Pierson/Bridgehampton lost eight players — about half of them starters — from last year’s team, but as coach Jon Tortorella pointed out, “We also brought a lot back.”

Southold (3-5, 3-5), notorious for its slow starts to seasons, has begun to tighten up its defense. It wasn’t sloppy fielding that cost the First Settlers on Thursday, but tough pitching.

Forrest Loesch brought his record to 2-0, pitching five shutout innings and holding Southold to three hits. He struck out six and walked one.

Pierson/Bridgehampton scored in every inning but one as Colman Vila produced three hits, including a pair of doubles. Tim Markowski, Aaron Schiavoni and Loesch knocked in two runs each.
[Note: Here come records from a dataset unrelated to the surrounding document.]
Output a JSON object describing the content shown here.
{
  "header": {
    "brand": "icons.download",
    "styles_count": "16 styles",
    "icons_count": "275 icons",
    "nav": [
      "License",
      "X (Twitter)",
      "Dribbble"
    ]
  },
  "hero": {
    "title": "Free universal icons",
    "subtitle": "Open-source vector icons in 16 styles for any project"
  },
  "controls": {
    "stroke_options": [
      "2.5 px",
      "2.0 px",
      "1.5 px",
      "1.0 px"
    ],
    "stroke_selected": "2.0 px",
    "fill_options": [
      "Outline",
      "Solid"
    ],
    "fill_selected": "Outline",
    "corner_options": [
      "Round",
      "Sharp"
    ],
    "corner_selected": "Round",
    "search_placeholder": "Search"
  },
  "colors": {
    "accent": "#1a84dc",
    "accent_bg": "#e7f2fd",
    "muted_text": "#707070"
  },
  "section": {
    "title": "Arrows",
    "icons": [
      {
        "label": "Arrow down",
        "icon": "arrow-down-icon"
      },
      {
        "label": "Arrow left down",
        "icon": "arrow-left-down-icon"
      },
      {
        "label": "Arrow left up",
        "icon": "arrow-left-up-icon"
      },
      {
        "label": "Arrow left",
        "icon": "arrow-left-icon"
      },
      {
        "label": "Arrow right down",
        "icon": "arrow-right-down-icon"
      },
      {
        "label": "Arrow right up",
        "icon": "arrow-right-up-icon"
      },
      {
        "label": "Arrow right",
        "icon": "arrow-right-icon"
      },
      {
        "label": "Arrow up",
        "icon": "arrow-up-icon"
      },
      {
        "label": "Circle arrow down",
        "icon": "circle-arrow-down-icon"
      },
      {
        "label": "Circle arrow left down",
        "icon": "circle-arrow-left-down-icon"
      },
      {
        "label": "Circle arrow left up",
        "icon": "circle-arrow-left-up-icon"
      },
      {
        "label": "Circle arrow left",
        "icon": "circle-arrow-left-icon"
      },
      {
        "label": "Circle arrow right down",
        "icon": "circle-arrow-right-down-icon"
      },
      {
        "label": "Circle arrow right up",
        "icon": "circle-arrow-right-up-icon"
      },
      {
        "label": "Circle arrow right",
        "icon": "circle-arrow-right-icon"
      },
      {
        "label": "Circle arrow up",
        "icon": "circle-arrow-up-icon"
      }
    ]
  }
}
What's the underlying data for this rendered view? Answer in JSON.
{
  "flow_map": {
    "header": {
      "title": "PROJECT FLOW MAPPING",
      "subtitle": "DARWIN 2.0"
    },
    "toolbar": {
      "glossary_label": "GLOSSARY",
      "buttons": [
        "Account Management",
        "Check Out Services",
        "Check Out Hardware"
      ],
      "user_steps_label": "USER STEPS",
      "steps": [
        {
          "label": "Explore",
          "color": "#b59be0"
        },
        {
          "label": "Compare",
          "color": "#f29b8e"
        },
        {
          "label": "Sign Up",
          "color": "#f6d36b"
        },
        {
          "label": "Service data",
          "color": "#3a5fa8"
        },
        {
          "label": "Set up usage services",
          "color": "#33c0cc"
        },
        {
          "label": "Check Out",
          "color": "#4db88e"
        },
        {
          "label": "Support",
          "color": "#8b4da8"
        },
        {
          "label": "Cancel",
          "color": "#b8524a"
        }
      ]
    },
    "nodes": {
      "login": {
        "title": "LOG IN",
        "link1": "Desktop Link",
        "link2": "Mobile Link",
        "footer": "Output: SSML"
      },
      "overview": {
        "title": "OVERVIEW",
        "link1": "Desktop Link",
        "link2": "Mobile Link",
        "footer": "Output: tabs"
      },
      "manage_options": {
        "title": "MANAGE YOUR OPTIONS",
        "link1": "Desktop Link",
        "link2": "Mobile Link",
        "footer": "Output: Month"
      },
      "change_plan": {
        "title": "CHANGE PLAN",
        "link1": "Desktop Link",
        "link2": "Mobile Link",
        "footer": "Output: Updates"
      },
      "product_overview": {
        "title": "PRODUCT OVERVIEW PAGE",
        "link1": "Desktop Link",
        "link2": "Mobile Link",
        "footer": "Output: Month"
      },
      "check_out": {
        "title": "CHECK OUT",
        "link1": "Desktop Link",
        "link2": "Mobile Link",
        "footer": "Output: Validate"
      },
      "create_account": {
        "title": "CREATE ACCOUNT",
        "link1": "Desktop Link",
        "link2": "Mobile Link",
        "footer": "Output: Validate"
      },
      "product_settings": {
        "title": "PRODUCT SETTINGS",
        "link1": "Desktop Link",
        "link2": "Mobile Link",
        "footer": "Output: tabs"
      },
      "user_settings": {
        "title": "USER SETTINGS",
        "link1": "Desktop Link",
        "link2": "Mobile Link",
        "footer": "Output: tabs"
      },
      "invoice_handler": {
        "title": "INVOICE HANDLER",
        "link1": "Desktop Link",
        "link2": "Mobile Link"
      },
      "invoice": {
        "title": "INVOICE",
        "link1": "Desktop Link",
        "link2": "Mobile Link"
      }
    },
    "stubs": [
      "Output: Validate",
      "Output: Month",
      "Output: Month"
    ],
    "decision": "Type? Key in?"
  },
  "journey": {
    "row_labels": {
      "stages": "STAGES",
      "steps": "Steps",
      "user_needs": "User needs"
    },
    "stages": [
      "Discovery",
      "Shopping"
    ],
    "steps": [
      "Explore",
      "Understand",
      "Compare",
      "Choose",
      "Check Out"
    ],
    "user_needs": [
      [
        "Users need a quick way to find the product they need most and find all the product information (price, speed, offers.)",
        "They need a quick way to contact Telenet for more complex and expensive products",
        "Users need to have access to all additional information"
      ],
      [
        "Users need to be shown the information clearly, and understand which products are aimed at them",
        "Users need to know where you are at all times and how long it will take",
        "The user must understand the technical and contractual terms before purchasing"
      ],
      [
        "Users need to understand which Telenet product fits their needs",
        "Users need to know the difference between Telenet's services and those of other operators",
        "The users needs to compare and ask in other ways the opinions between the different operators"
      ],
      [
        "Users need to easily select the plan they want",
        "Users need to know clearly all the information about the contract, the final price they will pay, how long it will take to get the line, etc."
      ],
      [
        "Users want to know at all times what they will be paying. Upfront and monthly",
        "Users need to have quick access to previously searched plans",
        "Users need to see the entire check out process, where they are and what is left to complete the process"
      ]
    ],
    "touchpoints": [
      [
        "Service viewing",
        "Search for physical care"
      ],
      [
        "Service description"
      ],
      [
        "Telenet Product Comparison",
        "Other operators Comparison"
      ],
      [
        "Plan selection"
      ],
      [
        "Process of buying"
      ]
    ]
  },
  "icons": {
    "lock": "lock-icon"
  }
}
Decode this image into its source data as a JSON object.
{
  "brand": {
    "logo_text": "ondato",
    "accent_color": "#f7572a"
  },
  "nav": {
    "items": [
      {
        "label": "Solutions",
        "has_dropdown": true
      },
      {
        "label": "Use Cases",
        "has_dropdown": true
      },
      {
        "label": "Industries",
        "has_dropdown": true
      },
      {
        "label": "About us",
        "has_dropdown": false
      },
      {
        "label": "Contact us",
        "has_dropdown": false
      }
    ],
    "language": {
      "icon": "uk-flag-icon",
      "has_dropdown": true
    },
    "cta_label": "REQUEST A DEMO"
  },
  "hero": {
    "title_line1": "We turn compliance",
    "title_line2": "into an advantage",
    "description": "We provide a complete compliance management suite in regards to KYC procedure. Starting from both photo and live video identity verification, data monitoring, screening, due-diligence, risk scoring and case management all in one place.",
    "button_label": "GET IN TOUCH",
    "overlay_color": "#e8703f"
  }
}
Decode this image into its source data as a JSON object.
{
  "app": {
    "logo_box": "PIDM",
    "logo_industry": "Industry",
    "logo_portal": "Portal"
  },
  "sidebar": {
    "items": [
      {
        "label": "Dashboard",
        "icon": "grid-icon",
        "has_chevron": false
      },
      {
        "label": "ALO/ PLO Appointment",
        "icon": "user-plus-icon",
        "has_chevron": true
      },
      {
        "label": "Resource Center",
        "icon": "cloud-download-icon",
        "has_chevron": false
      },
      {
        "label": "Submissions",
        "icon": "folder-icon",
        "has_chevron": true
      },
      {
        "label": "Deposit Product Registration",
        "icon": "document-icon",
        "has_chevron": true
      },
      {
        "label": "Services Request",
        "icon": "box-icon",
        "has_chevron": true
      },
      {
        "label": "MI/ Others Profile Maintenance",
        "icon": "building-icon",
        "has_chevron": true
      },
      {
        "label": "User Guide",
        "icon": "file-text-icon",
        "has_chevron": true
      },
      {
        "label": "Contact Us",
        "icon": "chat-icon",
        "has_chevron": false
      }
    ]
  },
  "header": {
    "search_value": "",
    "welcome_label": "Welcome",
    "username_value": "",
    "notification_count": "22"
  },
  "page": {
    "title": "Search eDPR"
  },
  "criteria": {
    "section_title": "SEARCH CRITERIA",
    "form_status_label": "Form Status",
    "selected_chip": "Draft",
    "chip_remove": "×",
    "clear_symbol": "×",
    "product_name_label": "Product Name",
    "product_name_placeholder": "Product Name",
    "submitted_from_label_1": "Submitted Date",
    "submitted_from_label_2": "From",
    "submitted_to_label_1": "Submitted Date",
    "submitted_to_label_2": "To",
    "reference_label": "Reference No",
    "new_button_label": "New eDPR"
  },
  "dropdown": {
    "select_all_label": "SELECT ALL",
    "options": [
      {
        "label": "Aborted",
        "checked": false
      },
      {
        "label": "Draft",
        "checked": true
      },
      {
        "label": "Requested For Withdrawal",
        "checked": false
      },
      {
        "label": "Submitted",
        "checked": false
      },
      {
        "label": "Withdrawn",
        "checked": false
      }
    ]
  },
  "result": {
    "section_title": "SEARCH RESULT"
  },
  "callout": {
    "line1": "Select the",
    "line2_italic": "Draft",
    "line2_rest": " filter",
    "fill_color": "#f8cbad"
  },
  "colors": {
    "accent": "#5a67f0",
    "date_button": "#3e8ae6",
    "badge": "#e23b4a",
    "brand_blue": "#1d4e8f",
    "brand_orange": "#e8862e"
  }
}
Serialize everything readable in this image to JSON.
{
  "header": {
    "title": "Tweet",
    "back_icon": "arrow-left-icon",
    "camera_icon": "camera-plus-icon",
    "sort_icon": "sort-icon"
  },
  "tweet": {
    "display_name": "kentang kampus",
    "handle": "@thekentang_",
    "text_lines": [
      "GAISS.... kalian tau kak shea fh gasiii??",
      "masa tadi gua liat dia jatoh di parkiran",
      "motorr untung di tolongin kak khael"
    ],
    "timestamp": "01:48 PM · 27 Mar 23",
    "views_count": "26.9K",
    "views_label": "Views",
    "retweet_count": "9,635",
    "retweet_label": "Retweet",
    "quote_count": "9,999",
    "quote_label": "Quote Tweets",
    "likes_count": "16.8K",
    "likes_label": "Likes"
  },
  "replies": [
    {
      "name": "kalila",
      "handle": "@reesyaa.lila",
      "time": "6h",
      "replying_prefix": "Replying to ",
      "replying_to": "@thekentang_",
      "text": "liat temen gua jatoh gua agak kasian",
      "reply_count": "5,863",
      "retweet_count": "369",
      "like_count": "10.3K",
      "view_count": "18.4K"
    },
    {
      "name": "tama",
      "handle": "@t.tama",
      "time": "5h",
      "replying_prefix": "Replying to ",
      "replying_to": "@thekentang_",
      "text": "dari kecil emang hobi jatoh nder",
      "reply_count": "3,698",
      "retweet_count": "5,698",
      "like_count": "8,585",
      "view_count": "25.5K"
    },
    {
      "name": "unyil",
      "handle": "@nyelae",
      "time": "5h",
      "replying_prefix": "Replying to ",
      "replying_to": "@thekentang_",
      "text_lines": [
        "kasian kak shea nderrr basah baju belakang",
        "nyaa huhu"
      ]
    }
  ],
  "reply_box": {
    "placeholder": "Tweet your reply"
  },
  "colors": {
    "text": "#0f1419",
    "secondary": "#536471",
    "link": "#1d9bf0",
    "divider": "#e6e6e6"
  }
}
“All one through nine of them can hit,” Southold center fielder Shayne Johnson said. “Not one of them is really a bad hitter, and they all field well.”

Both of Pierson/Bridgehampton’s runs in the first inning came on the same play. Loesch (2 for 3) smacked a single, scoring Jack Fitzpatrick. Schiavoni followed him home when the ball slipped past an outfielder.

But the major damage came in the second. The Whalers struck for five runs from run-scoring singles by Kyle Sturmann and Loesch, a bases-loaded walk by Markowski, and a fielding error that allowed two runs to cross home plate.

Thanks to Vila’s run-scoring double in the third, Pierson/Bridgehampton held an 8-0 lead by the time Southold got its first hit, a two-out infield single by Johnson in the third inning.

The game was as good as over.

“We could have definitely hit the ball better than we did in this series,” Moran said. “It was rough.”

Southold may have felt as if it let the third game of the series, a 14-9 loss on Wednesday, slip through its fingers. The problem was errors. How many of them?

“Too many to count,” said Carver.

Speaking of that game, Johnson said, “We probably should have had that one.” He added: “Simple mistakes are being made here and there. We just need to work on fielding a little more and hitting the ball throughout the whole order.”

Southold made two errors on Thursday; Pierson/Bridgehampton had none.

The young First Settlers are making progress, though, said Carver. “We’re making less and less mistakes every day,” he said.

Looking at the bright side of things, the First Settlers can take note that they will not see the Whalers again this year — unless they meet in the playoffs.

“That’s the good news,” Carver said. “It was a tough week.”

[email protected]